Thanks again for commenting. Happy shooting!!
Do you have any information in this?
As an owner of both I thought maybe you could help me sort it out?
I'm no optics expert, but even if you could make the threads work by using a male to male adaptor, I don't think the teleconverter from the Fuji will work on the Ricoh GR. Remember that the attachment lens was made specifically to work within the limits of the lens design of the Fujinon 23mm f/2 lens that's built into the Fuji X-100 series. To attach it in front of another lens and another brand... I'm not saying it won't work, that you couldn't get something from it. But everything from focal length, light fall-off, focus point, etc would all be wacky. Unless the lens design of the Ricoh matches the design of the Fuji (which it won't) and you can work out the exact distance the adapter is from the lens, I don't think you're going to get what you're trying to get ( 50mm equiv on the Ricoh).

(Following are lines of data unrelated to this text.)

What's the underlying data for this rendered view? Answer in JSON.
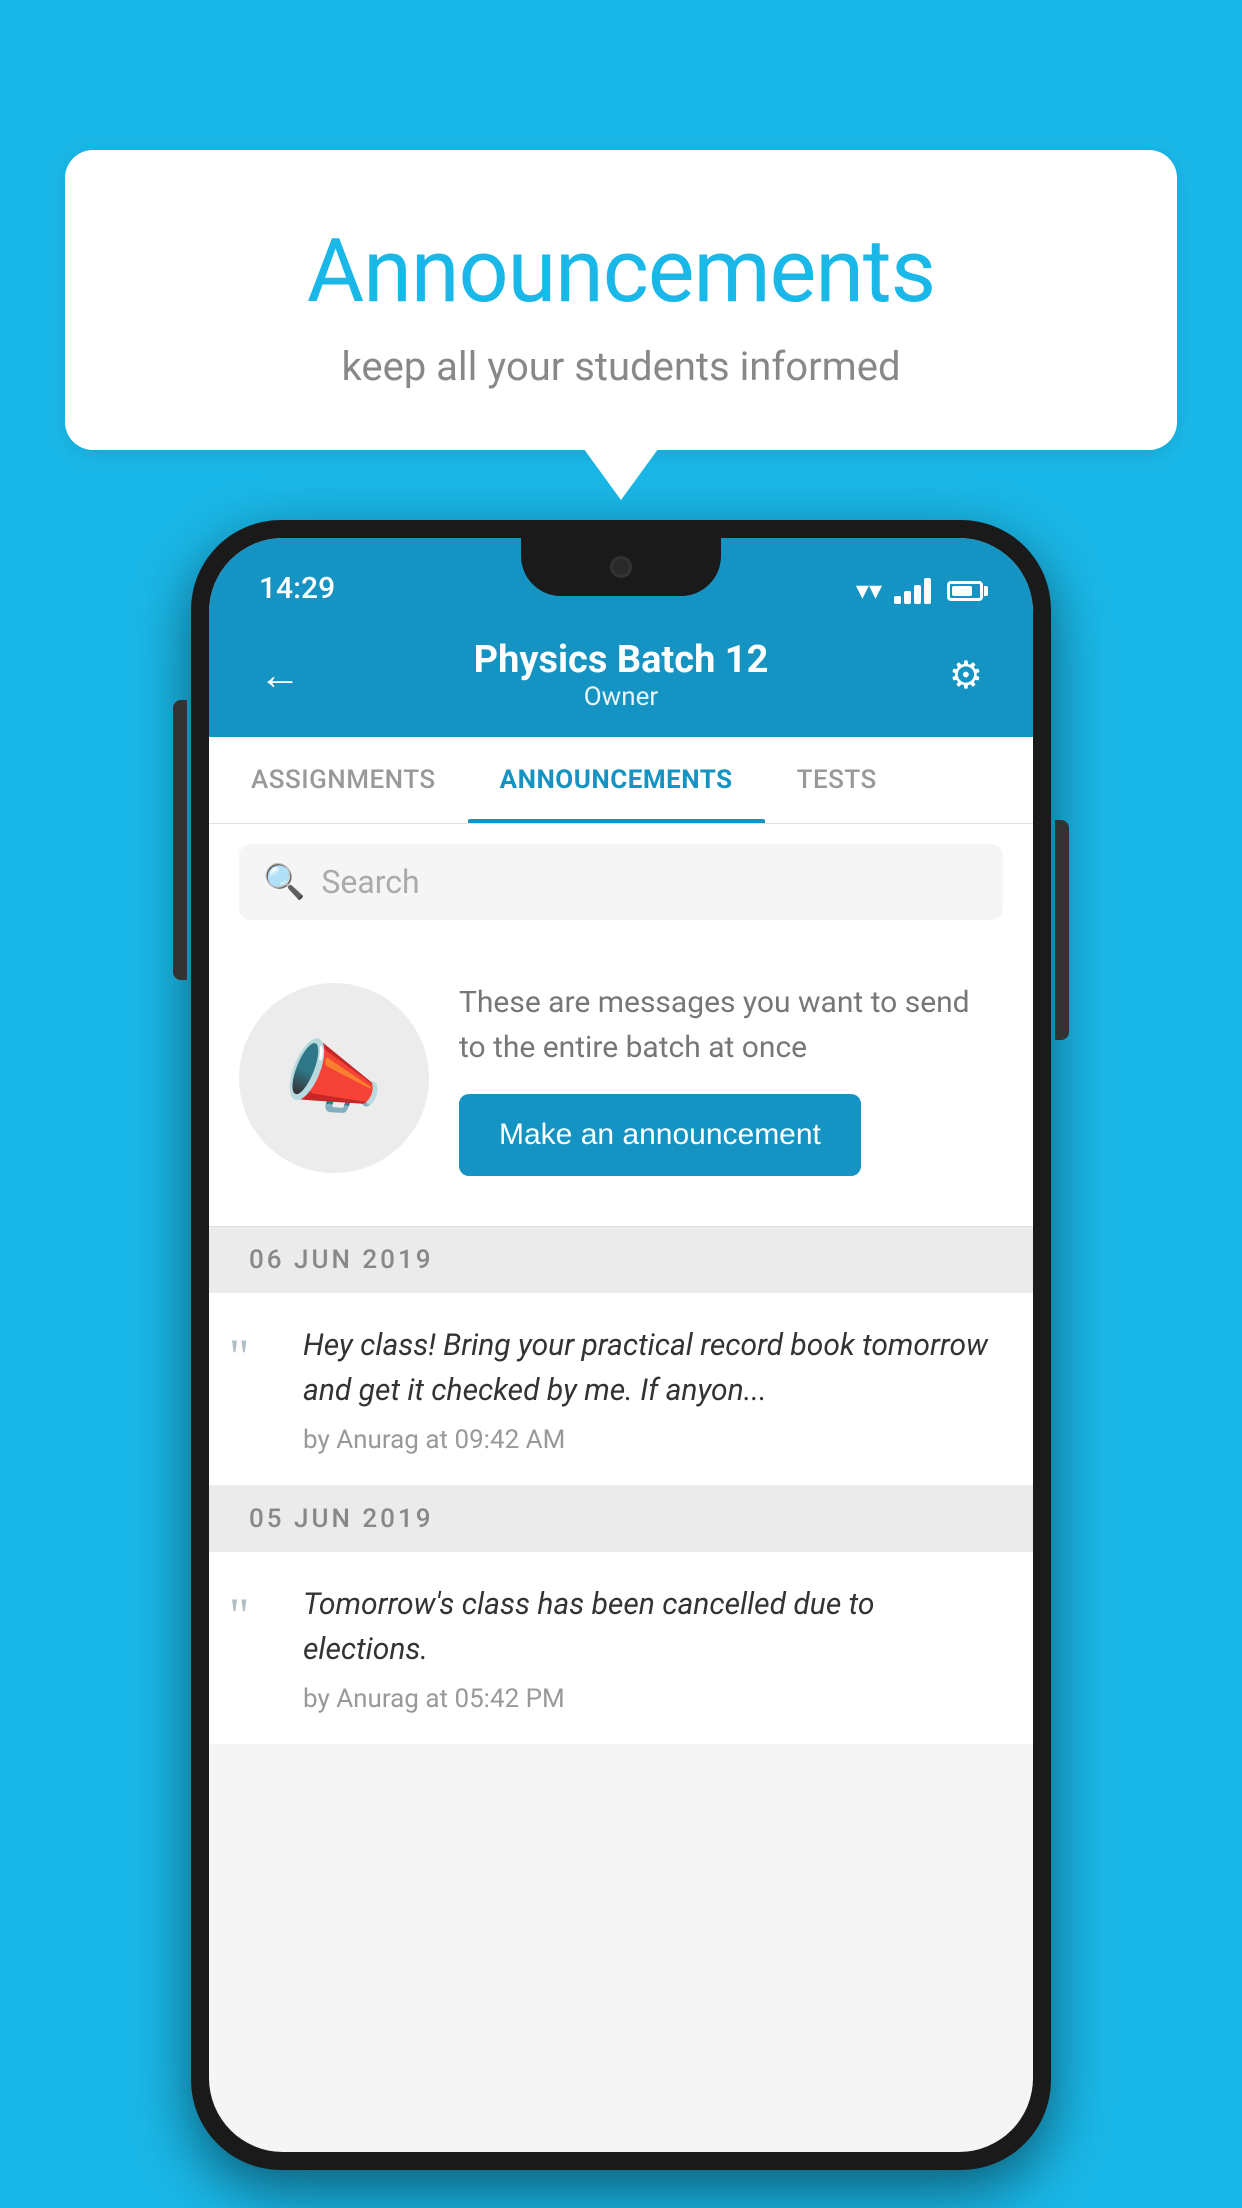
{
  "background_color": "#1ab8e8",
  "speech_bubble": {
    "title": "Announcements",
    "subtitle": "keep all your students informed"
  },
  "status_bar": {
    "time": "14:29"
  },
  "app_header": {
    "title": "Physics Batch 12",
    "subtitle": "Owner",
    "back_label": "←",
    "settings_label": "⚙"
  },
  "tabs": [
    {
      "label": "ASSIGNMENTS",
      "active": false
    },
    {
      "label": "ANNOUNCEMENTS",
      "active": true
    },
    {
      "label": "TESTS",
      "active": false
    }
  ],
  "search": {
    "placeholder": "Search"
  },
  "announcement_prompt": {
    "description": "These are messages you want to send to the entire batch at once",
    "button_label": "Make an announcement"
  },
  "date_groups": [
    {
      "date": "06  JUN  2019",
      "announcements": [
        {
          "text": "Hey class! Bring your practical record book tomorrow and get it checked by me. If anyon...",
          "meta": "by Anurag at 09:42 AM"
        }
      ]
    },
    {
      "date": "05  JUN  2019",
      "announcements": [
        {
          "text": "Tomorrow's class has been cancelled due to elections.",
          "meta": "by Anurag at 05:42 PM"
        }
      ]
    }
  ]
}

Let's see if someone pulls it off and then posts the results. But this does bring up a good point: should Ricoh come out with their own 50mm equiv adaptor for the GR? I think it would be cool. 21mm, 28mm, and 45-50mm would be awesome! Thanks for the link and including me into this debate.
How do you like both your Fuji and Ricoh? I'm surprised you have both, but very jealous too! I love the Fuji X-100 series. I'll be getting the X-100T to review soon.
Hi BHT, I am sorry I missed your reply ( i thought gmail would have notified me)Delete
Thanks for getting back to me! I guess I wasn't clear: I only own the GR not the Fuji. But my understanding was that you happen to own both (incl. the tele converter, hence my inquiry) I understand what you say about the lens being tailored for Fuji. You are most probably right...I will still try to see if somehow it can be adapted, and will surely report back! best regards, Ron
I only own the Ricoh GR and GR-D IV. I'm a camera reviewer so Fujifilm (and other brands) sends me cameras, but I eventually have to ship it back. I still feel that you can't even put the Fuji teleconverter on another Fuji lens, let alone attaching it in front of another brand. Converters are customized to work within the limits of the lens it's adapting. It doesn't only magnify the image, but it corrects for distortion, light fall-off, colour, etc. As I mentioned, I just use the digital zoom on the GR and accept the loss in resolution. I rarely need an image full rez anyway, even when printing. I rarely print over 8 x 12. Let's see if Ricoh adds a 47mm equiv adapter for the GR on the next upgrade. I think it'll be cool.